According to court documents, Robert Scott Palmer, 54, of Largo, was among the rioters outside the U.S. Capitol on the afternoon of January 6. At around 4:53 p.m. he was standing by the arch leading from the lower west terrace to the interior of the Capitol. While there, he threw a plank of wood at the United States Capitol Police (USCP) and Metropolitan Police Department (MPD) officers protecting the lower west entrance to the terrace. About two minutes later, he was in the front line of rioters facing the officers under the arch of the lower west terrace. At this point, Palmer sprayed the contents of a fire extinguisher on the officers until they were empty. He then threw the fire extinguisher at the officers.

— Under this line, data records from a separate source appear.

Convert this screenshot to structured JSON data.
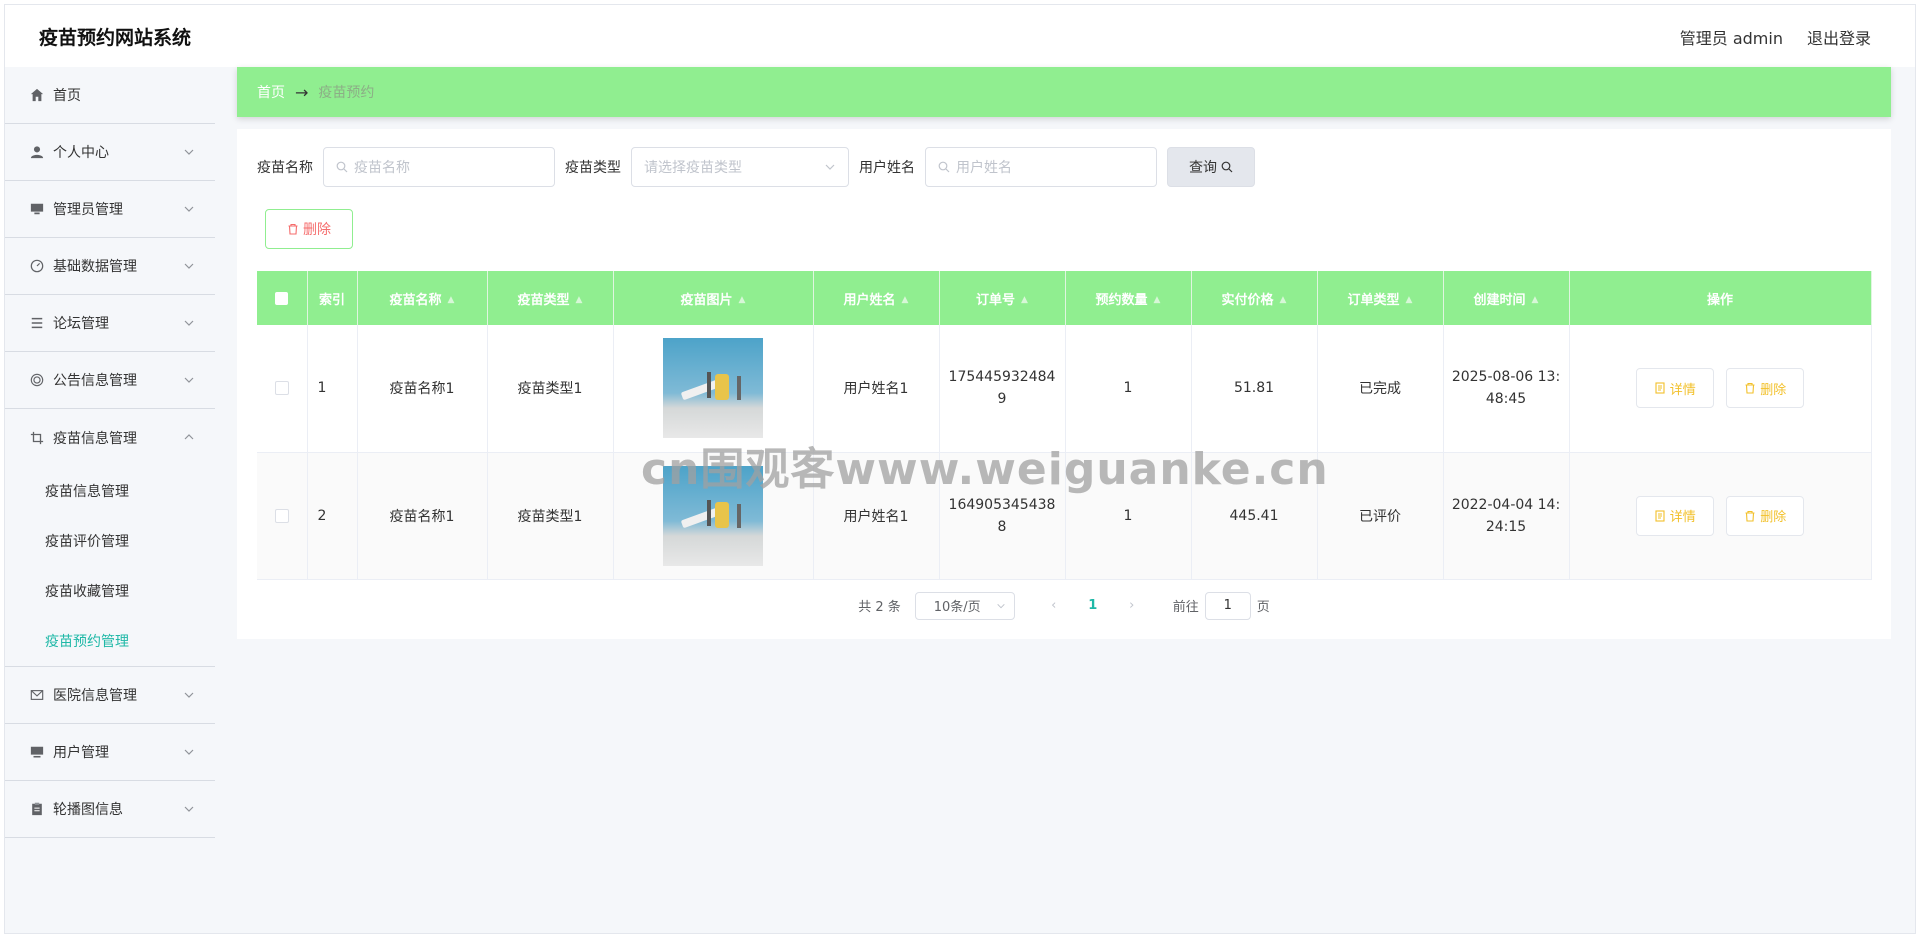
{
  "header": {
    "title": "疫苗预约网站系统",
    "user_label": "管理员 admin",
    "logout_label": "退出登录"
  },
  "sidebar": {
    "items": [
      {
        "label": "首页",
        "icon": "home-icon"
      },
      {
        "label": "个人中心",
        "icon": "user-icon"
      },
      {
        "label": "管理员管理",
        "icon": "admin-icon"
      },
      {
        "label": "基础数据管理",
        "icon": "gauge-icon"
      },
      {
        "label": "论坛管理",
        "icon": "list-icon"
      },
      {
        "label": "公告信息管理",
        "icon": "target-icon"
      },
      {
        "label": "疫苗信息管理",
        "icon": "crop-icon"
      }
    ],
    "submenu": [
      {
        "label": "疫苗信息管理"
      },
      {
        "label": "疫苗评价管理"
      },
      {
        "label": "疫苗收藏管理"
      },
      {
        "label": "疫苗预约管理"
      }
    ],
    "items_after": [
      {
        "label": "医院信息管理",
        "icon": "mail-icon"
      },
      {
        "label": "用户管理",
        "icon": "monitor-icon"
      },
      {
        "label": "轮播图信息",
        "icon": "clipboard-icon"
      }
    ]
  },
  "breadcrumb": {
    "home": "首页",
    "separator": "→",
    "current": "疫苗预约"
  },
  "search": {
    "vaccine_name_label": "疫苗名称",
    "vaccine_name_placeholder": "疫苗名称",
    "vaccine_type_label": "疫苗类型",
    "vaccine_type_placeholder": "请选择疫苗类型",
    "user_name_label": "用户姓名",
    "user_name_placeholder": "用户姓名",
    "query_label": "查询"
  },
  "toolbar": {
    "delete_label": "删除"
  },
  "table": {
    "headers": [
      "索引",
      "疫苗名称",
      "疫苗类型",
      "疫苗图片",
      "用户姓名",
      "订单号",
      "预约数量",
      "实付价格",
      "订单类型",
      "创建时间",
      "操作"
    ],
    "rows": [
      {
        "index": "1",
        "vaccine_name": "疫苗名称1",
        "vaccine_type": "疫苗类型1",
        "user_name": "用户姓名1",
        "order_no_line1": "175445932484",
        "order_no_line2": "9",
        "quantity": "1",
        "price": "51.81",
        "order_type": "已完成",
        "created_line1": "2025-08-06 13:",
        "created_line2": "48:45",
        "detail_label": "详情",
        "delete_label": "删除"
      },
      {
        "index": "2",
        "vaccine_name": "疫苗名称1",
        "vaccine_type": "疫苗类型1",
        "user_name": "用户姓名1",
        "order_no_line1": "164905345438",
        "order_no_line2": "8",
        "quantity": "1",
        "price": "445.41",
        "order_type": "已评价",
        "created_line1": "2022-04-04 14:",
        "created_line2": "24:15",
        "detail_label": "详情",
        "delete_label": "删除"
      }
    ]
  },
  "pagination": {
    "total_label": "共 2 条",
    "page_size": "10条/页",
    "current_page": "1",
    "goto_label": "前往",
    "goto_value": "1",
    "page_suffix": "页"
  },
  "watermark": "cn围观客www.weiguanke.cn",
  "colors": {
    "accent": "#90ee90",
    "active_menu": "#1fb8a7",
    "danger": "#f56c6c",
    "warning": "#f2c02a"
  }
}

While no specific injuries were linked to this conduct, given the size and weight of the board and the extinguisher, as well as the speed and force with which Palmer threw them, the objects were capable of inflicting serious bodily harm.
Palmer was arrested in Florida on March 17 and is expected to be sentenced on December 17 at 12:30 p.m. a dangerous weapon. A federal district court judge will determine any sentence after considering US sentencing guidelines and other statutory factors.
The case is being pursued by the United States Attorney’s Office for the District of Columbia and the Counter-Terrorism Section of the National Security Division of the Department of Justice. Valuable assistance was provided by the United States Attorney’s Office for the Central District of Florida.
The case is currently under investigation by the FBI’s field offices in Tampa and Washington, with assistance from the United States Capitol Police and the Washington, DC Metropolitan Police Department. The FBI’s Washington Field Office identified Palmer as No. 246 in his news search photos.
In the eight months since Jan. 6, more than 600 people have been arrested in nearly all 50 states for crimes related to the violation of the United States Capitol, including at least 185 people accused of assaulting or d ‘hinder law enforcement. The investigation remains ongoing.
Anyone with tips can call 1-800-CALL-FBI (800-225-5324) or visit tips.fbi.gov.
The charges contained in any criminal complaint or indictment are allegations. The defendant is presumed innocent unless and until his guilt has been proven beyond a reasonable doubt by a court.